Your instructions >>
From the material below, copy each line that holds the word "value".

------ Task data ------

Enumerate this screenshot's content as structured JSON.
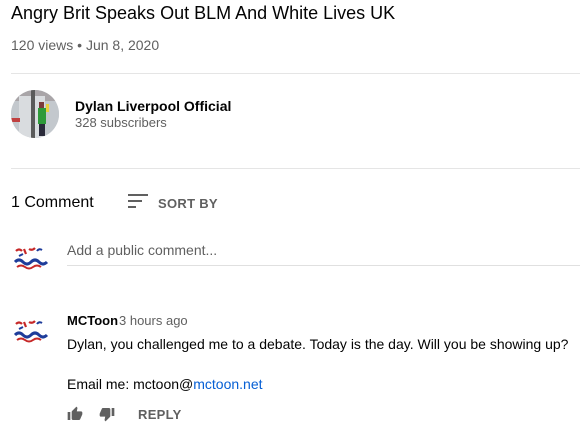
{
  "video": {
    "title": "Angry Brit Speaks Out BLM And White Lives UK",
    "views": "120 views",
    "separator": "•",
    "date": "Jun 8, 2020"
  },
  "channel": {
    "name": "Dylan Liverpool Official",
    "subscribers": "328 subscribers"
  },
  "comments": {
    "count_label": "1 Comment",
    "sort_label": "SORT BY",
    "add_placeholder": "Add a public comment...",
    "items": [
      {
        "author": "MCToon",
        "time": "3 hours ago",
        "text": "Dylan, you challenged me to a debate.  Today is the day.  Will you be showing up?",
        "email_prefix": "Email me: mctoon@",
        "email_link": "mctoon.net",
        "reply_label": "REPLY"
      }
    ]
  },
  "colors": {
    "link": "#065fd4",
    "secondary_text": "#606060",
    "divider": "#e5e5e5"
  },
  "icons": {
    "sort": "sort-icon",
    "like": "thumbs-up-icon",
    "dislike": "thumbs-down-icon"
  }
}
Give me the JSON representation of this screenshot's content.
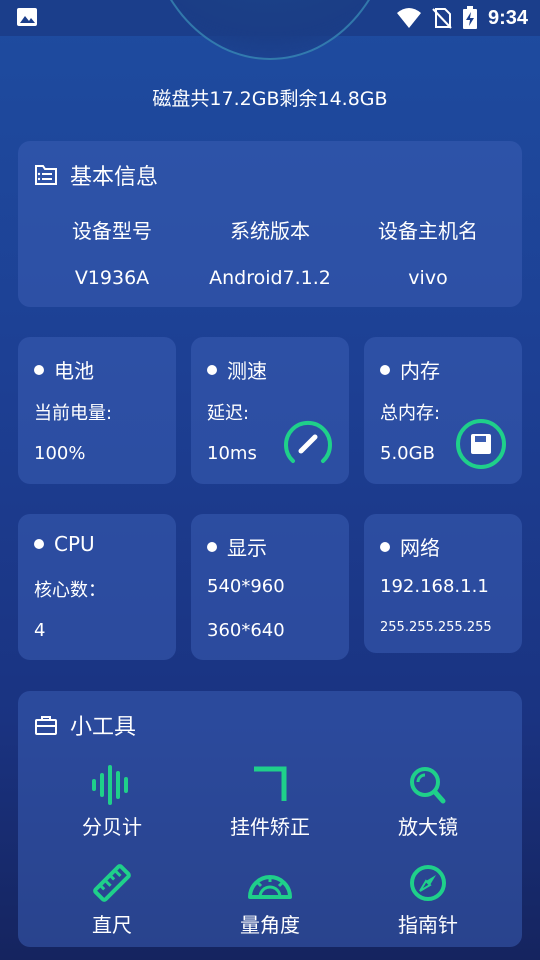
{
  "status_bar": {
    "time": "9:34",
    "icons": [
      "image-notification-icon",
      "wifi-icon",
      "no-sim-icon",
      "battery-charging-icon"
    ]
  },
  "disk_summary": "磁盘共17.2GB剩余14.8GB",
  "basic_info": {
    "title": "基本信息",
    "icon": "document-list-icon",
    "columns": [
      {
        "label": "设备型号",
        "value": "V1936A"
      },
      {
        "label": "系统版本",
        "value": "Android7.1.2"
      },
      {
        "label": "设备主机名",
        "value": "vivo"
      }
    ]
  },
  "tiles": {
    "battery": {
      "title": "电池",
      "line1": "当前电量:",
      "line2": "100%"
    },
    "speed": {
      "title": "测速",
      "line1": "延迟:",
      "line2": "10ms",
      "icon": "speedometer-icon"
    },
    "memory": {
      "title": "内存",
      "line1": "总内存:",
      "line2": "5.0GB",
      "icon": "save-icon"
    },
    "cpu": {
      "title": "CPU",
      "line1": "核心数：",
      "line2": "4"
    },
    "display": {
      "title": "显示",
      "line1": "540*960",
      "line2": "360*640"
    },
    "network": {
      "title": "网络",
      "line1": "192.168.1.1",
      "line2": "255.255.255.255"
    }
  },
  "tools": {
    "title": "小工具",
    "icon": "briefcase-icon",
    "items": [
      {
        "label": "分贝计",
        "icon": "sound-wave-icon"
      },
      {
        "label": "挂件矫正",
        "icon": "corner-bracket-icon"
      },
      {
        "label": "放大镜",
        "icon": "magnifier-icon"
      },
      {
        "label": "直尺",
        "icon": "ruler-icon"
      },
      {
        "label": "量角度",
        "icon": "protractor-icon"
      },
      {
        "label": "指南针",
        "icon": "compass-icon"
      }
    ]
  },
  "colors": {
    "accent_green": "#1fd08a",
    "background_top": "#1e4ca0",
    "background_bottom": "#15245f",
    "card": "#3a5cb2"
  }
}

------

Response >>
        "value": "V1936A"
        "value": "Android7.1.2"
        "value": "vivo"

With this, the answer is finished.